======== PROVIDED ENTRIES

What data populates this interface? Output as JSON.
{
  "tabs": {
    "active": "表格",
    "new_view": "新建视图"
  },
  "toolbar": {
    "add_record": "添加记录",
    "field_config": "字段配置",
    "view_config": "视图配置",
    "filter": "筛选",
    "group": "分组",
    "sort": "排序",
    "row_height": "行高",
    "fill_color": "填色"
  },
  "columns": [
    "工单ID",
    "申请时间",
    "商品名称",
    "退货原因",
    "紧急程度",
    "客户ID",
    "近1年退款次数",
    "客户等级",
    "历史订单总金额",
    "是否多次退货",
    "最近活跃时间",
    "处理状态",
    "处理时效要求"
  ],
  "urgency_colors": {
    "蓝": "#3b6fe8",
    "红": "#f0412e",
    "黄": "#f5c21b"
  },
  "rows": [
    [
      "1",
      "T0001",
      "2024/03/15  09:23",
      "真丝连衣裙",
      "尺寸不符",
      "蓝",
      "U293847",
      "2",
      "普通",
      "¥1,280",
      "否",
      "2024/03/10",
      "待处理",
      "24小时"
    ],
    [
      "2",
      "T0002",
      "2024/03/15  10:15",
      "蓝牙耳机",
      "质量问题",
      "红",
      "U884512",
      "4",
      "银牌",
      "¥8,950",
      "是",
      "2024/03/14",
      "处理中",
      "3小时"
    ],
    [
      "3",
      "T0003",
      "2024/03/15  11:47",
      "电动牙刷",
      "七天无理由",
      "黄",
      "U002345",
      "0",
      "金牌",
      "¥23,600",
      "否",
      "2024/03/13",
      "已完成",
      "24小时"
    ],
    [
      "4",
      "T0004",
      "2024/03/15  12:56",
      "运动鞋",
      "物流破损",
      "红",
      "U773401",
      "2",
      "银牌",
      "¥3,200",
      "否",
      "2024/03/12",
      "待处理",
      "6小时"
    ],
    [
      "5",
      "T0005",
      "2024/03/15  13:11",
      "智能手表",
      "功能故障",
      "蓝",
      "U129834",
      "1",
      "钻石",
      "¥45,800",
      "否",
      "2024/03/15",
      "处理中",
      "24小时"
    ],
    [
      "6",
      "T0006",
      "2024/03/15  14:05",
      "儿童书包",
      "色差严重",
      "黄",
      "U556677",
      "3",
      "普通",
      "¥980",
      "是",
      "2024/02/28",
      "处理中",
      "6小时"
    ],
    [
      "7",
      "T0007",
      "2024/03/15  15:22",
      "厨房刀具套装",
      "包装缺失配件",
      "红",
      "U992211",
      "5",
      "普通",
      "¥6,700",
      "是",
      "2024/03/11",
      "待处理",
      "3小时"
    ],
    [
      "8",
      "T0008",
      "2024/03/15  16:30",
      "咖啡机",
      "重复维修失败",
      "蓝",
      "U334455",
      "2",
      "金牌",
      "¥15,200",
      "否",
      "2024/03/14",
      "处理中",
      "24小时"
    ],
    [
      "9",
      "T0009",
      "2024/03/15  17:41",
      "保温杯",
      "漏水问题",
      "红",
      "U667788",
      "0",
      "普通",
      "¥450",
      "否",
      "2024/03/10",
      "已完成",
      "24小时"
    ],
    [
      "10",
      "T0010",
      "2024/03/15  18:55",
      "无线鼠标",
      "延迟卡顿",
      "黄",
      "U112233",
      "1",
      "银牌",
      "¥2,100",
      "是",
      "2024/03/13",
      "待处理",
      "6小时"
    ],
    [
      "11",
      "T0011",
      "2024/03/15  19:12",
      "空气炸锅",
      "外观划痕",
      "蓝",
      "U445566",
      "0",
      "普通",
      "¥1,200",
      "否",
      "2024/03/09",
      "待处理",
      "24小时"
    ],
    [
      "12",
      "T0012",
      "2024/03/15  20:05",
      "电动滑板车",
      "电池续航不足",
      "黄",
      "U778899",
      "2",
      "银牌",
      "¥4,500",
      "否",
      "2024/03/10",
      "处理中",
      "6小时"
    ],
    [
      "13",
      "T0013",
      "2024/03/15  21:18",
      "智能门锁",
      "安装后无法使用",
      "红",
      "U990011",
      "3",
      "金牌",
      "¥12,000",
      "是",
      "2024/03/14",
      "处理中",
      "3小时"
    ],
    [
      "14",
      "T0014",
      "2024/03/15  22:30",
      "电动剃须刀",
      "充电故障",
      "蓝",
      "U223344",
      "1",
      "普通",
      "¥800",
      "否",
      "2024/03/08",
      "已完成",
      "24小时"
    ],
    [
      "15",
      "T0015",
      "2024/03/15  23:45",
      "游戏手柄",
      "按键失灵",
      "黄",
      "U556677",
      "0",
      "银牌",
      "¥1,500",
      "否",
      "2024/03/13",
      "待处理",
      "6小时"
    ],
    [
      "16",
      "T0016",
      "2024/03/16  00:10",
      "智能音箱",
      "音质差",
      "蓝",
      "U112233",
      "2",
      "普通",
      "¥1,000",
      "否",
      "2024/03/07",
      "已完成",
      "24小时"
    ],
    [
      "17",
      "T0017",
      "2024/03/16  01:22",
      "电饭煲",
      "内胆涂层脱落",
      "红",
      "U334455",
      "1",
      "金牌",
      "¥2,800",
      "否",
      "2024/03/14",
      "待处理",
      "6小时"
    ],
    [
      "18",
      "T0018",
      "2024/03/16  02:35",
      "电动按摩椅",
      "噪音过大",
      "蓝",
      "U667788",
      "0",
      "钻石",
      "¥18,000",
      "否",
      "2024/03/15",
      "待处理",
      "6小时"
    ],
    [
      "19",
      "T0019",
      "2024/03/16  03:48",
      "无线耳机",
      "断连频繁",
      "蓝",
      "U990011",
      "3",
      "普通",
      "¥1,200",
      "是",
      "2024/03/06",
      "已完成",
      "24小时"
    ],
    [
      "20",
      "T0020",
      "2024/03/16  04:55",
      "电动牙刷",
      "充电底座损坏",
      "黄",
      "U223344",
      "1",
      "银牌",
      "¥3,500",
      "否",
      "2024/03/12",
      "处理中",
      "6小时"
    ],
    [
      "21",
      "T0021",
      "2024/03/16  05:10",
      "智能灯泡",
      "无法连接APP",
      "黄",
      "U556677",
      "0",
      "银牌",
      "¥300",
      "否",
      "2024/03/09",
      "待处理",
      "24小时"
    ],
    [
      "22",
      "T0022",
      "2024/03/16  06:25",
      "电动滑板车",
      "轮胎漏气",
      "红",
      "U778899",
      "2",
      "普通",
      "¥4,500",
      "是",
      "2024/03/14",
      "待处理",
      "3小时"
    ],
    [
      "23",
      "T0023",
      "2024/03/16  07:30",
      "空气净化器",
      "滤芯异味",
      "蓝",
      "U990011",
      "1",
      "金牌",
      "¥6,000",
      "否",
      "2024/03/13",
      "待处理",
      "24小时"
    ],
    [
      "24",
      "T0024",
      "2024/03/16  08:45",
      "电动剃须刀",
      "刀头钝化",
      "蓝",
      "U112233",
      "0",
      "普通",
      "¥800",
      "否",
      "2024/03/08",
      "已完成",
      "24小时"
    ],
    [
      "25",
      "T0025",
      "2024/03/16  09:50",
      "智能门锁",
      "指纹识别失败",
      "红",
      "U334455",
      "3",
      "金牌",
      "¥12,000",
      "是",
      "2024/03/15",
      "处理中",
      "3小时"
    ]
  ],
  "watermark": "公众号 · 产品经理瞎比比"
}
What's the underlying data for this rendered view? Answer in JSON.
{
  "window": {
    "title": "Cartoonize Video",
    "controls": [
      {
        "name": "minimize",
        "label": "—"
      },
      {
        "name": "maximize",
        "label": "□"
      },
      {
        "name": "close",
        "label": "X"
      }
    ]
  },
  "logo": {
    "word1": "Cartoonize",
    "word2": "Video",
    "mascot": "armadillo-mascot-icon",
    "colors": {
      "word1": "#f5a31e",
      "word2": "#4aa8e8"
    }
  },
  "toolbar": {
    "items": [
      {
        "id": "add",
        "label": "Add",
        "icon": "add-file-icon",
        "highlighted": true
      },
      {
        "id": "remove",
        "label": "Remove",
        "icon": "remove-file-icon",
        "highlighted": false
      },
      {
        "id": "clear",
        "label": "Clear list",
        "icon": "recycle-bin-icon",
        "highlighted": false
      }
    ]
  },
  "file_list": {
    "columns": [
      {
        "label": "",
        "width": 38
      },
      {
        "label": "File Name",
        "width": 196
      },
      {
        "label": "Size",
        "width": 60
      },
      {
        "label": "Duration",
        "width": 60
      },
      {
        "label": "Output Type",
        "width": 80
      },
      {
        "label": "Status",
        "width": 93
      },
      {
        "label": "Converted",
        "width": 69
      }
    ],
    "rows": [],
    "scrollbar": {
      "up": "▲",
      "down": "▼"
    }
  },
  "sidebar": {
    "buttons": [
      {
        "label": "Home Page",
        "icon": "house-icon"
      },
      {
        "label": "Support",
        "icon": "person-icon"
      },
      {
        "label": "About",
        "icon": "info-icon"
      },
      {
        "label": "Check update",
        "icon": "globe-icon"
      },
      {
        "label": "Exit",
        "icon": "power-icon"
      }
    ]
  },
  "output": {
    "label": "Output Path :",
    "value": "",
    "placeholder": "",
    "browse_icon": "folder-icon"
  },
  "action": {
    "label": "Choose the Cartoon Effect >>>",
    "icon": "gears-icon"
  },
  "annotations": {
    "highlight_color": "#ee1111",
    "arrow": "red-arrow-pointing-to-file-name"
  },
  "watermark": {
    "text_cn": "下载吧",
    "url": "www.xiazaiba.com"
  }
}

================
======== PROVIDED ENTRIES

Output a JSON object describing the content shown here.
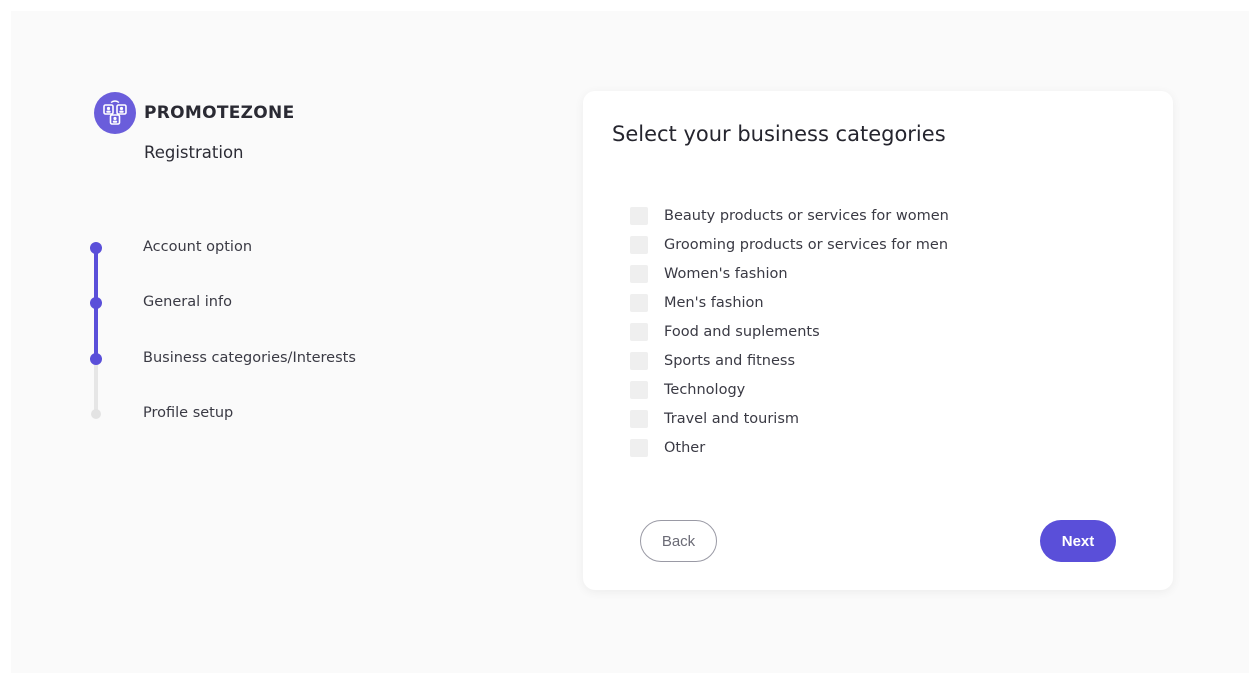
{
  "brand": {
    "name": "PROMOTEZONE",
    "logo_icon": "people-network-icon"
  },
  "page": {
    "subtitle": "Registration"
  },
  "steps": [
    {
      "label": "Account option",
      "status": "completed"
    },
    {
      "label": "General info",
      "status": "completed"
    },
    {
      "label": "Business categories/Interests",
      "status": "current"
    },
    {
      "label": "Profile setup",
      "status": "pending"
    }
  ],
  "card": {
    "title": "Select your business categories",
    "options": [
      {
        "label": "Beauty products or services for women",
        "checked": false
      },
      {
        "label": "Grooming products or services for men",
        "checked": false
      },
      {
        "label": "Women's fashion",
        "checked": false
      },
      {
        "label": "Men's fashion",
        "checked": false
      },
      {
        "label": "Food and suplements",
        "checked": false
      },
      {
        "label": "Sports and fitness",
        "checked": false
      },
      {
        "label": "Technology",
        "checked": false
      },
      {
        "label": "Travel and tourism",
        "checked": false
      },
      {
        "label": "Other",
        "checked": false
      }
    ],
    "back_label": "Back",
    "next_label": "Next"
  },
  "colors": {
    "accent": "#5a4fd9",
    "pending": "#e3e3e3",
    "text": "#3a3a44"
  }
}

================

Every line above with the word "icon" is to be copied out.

    "mascot": "armadillo-mascot-icon",
        "icon": "add-file-icon",
        "icon": "remove-file-icon",
        "icon": "recycle-bin-icon",
        "icon": "house-icon"
        "icon": "person-icon"
        "icon": "info-icon"
        "icon": "globe-icon"
        "icon": "power-icon"
    "browse_icon": "folder-icon"
    "icon": "gears-icon"
    "logo_icon": "people-network-icon"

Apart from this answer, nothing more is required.